Thank you for your response to my comments.
We continue to operate with differing definitions of some terms. That's not
an unusual situation. My general comment on that is that the theological
use of terms in regard to divine attributes/actions is likely to differ
from common dictionary definitions that are ordinarily written in regard to
Bob: "You put a very negative spin on the word governance, calling it
"micromanagment", and "coercing creatures to act in ways different from
what they would otherwise have done." I don't think God's governance is
micromanagement as used in today's political climate fits his activity in
My repsonse: Yes, there is a negative spin there. But it was to be applied
not to divine 'governance' as I understand it, but to the way in which many
Christians picture it as 'overpowering control' or 'micromanagement.'
Control language can sound very nice and pious when it is applied
selectively to outcomes that we welcome and want to thank God for, but what
about those real life outcomes that are the occasions for intense pain or
grief? Did God so control things so as to give us those particular
Suppose, for example, that we use your gardening metaphor. Life in that
garden looks good to the pole beans, but what if you were a dandelion?
Bob: "You have not commented on the relationship of RFE Principle to the
dcotrine of providence that I proposed, namely, *concurrence*. I suggested
that RFEP operationalizes (if I may use a scientific term) that aspect of
providence called concurrence, which Webster defines as agreement,
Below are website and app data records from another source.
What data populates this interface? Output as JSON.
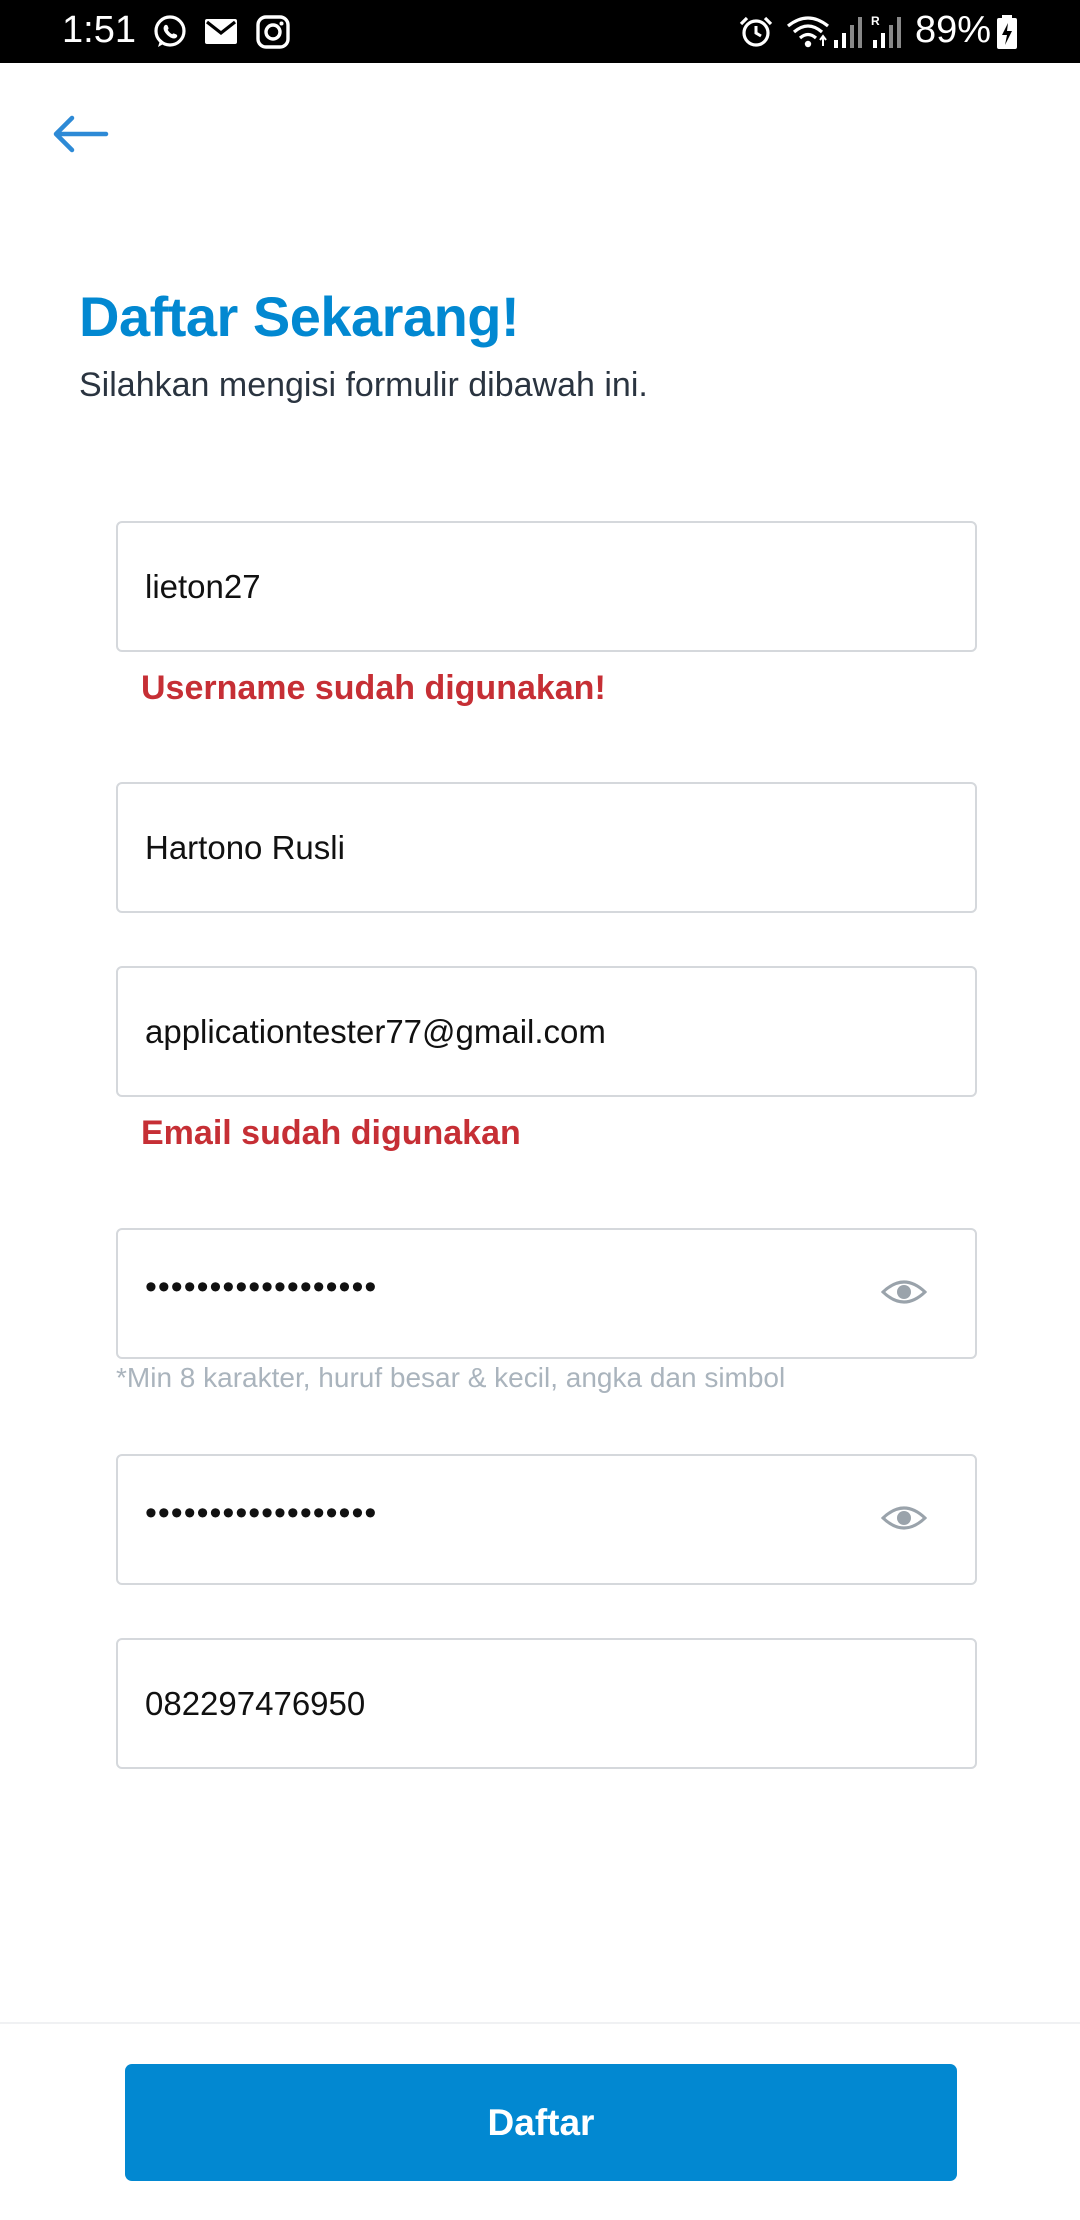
{
  "status_bar": {
    "time": "1:51",
    "battery": "89%",
    "icons": [
      "whatsapp-icon",
      "mail-icon",
      "instagram-icon",
      "alarm-icon",
      "wifi-icon",
      "signal-icon",
      "signal-roaming-icon",
      "battery-charging-icon"
    ],
    "roaming_label": "R"
  },
  "header": {
    "back_icon": "arrow-left-icon",
    "title": "Daftar Sekarang!",
    "subtitle": "Silahkan mengisi formulir dibawah ini."
  },
  "form": {
    "username": {
      "value": "lieton27",
      "error": "Username sudah digunakan!"
    },
    "fullname": {
      "value": "Hartono Rusli"
    },
    "email": {
      "value": "applicationtester77@gmail.com",
      "error": "Email sudah digunakan"
    },
    "password": {
      "value": "••••••••••••••••••",
      "hint": "*Min 8 karakter, huruf besar & kecil, angka dan simbol",
      "toggle_icon": "eye-icon"
    },
    "confirm_password": {
      "value": "••••••••••••••••••",
      "toggle_icon": "eye-icon"
    },
    "phone": {
      "value": "082297476950"
    }
  },
  "submit": {
    "label": "Daftar"
  },
  "colors": {
    "accent": "#0288d1",
    "error": "#c62f35",
    "hint": "#aab4bd",
    "border": "#d5d8dc"
  }
}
cooperation, consent. Do you accept that interpretation of RFEP?"
My response: Yes, I think so, but I would have to refresh my memory on the
way in which the concept of divine 'concurrence' is ordinarily employed in
theological discourse. Webster might not here be a sufficient source of
Bob again: "I believe your RFEP will continue to be interpreted
as deism, despite your disclaimers."
My response: I have no way of preventing people from choosing to ignore
what I say about my own beliefs.
Howard Van Till